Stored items
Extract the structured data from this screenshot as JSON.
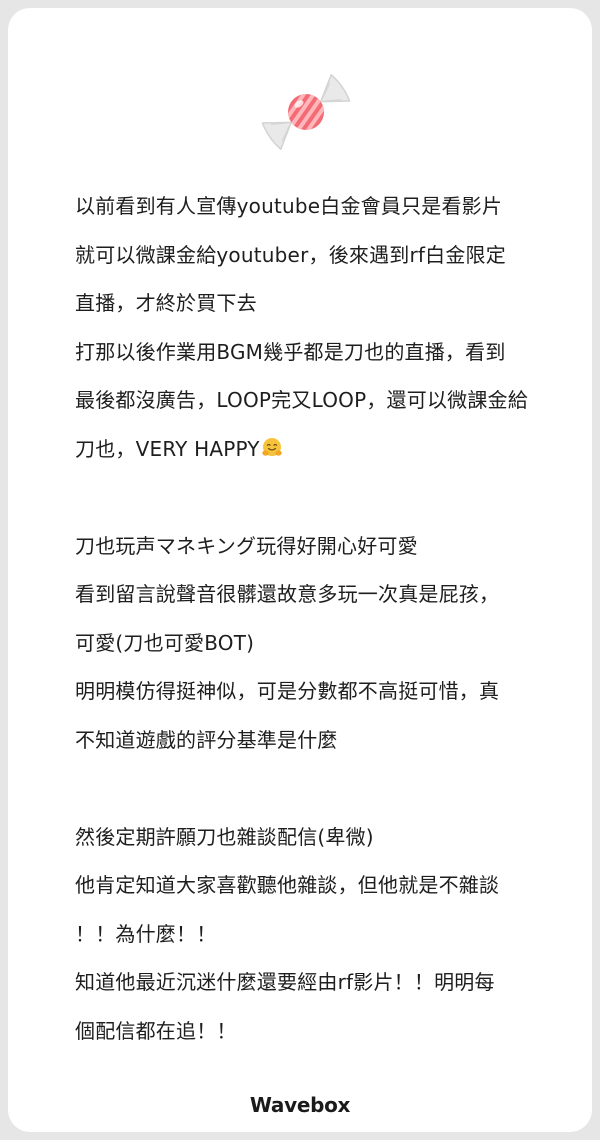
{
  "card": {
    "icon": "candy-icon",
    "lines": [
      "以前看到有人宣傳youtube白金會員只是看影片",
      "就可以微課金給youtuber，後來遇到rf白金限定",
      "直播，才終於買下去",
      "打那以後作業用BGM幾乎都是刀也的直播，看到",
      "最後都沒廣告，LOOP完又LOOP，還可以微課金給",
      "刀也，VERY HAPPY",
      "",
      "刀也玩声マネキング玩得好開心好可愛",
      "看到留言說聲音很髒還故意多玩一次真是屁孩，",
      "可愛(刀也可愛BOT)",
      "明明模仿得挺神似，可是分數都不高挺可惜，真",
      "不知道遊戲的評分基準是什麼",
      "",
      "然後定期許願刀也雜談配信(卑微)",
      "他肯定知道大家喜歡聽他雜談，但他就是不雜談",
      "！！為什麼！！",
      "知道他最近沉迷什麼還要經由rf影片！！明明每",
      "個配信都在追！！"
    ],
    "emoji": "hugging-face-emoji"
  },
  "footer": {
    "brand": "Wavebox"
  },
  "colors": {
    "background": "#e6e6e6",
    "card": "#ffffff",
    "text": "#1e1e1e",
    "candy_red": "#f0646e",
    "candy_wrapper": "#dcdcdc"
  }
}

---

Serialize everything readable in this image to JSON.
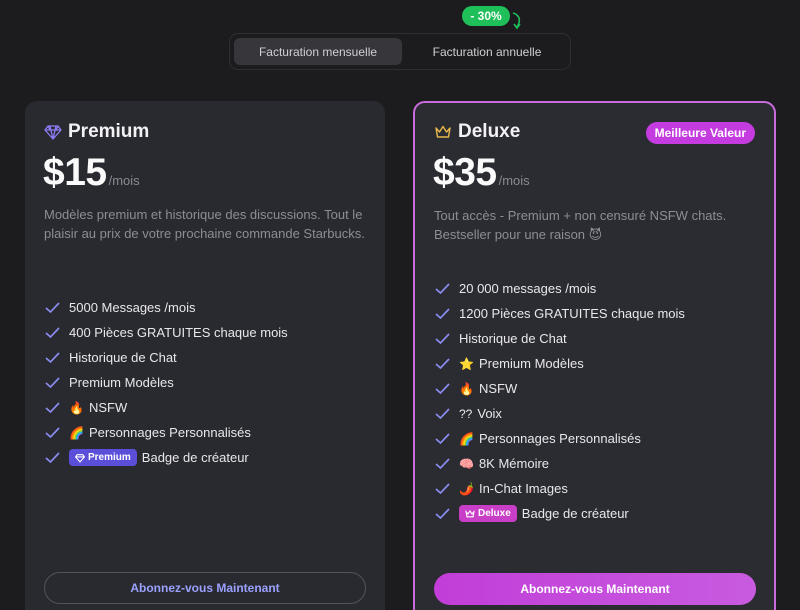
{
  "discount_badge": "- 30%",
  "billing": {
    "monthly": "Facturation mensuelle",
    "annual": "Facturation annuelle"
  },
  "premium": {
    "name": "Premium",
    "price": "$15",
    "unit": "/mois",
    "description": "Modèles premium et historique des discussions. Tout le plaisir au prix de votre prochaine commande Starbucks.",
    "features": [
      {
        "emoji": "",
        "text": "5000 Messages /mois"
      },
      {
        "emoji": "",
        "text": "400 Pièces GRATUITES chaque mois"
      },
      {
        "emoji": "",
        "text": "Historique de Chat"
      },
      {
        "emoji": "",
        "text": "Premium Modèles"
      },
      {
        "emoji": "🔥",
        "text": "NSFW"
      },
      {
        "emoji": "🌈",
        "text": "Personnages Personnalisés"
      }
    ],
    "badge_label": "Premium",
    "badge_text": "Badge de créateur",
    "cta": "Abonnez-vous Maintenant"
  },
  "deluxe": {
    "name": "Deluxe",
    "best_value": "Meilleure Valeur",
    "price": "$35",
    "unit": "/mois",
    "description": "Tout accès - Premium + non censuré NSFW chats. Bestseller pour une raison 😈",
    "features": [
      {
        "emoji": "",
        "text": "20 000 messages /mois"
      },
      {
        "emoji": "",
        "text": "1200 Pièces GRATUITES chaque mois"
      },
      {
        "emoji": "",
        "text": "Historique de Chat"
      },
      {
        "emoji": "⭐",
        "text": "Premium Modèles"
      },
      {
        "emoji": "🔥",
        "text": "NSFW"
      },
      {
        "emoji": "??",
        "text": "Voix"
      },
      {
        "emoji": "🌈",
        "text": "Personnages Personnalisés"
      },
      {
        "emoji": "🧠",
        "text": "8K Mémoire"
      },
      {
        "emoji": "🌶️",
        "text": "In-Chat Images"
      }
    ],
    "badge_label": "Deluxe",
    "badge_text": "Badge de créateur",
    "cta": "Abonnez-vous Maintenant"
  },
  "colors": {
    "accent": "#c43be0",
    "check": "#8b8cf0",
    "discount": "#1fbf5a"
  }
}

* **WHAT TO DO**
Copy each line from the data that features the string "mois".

* **RESULT BELOW**
    "unit": "/mois",
        "text": "5000 Messages /mois"
        "text": "400 Pièces GRATUITES chaque mois"
    "unit": "/mois",
        "text": "20 000 messages /mois"
        "text": "1200 Pièces GRATUITES chaque mois"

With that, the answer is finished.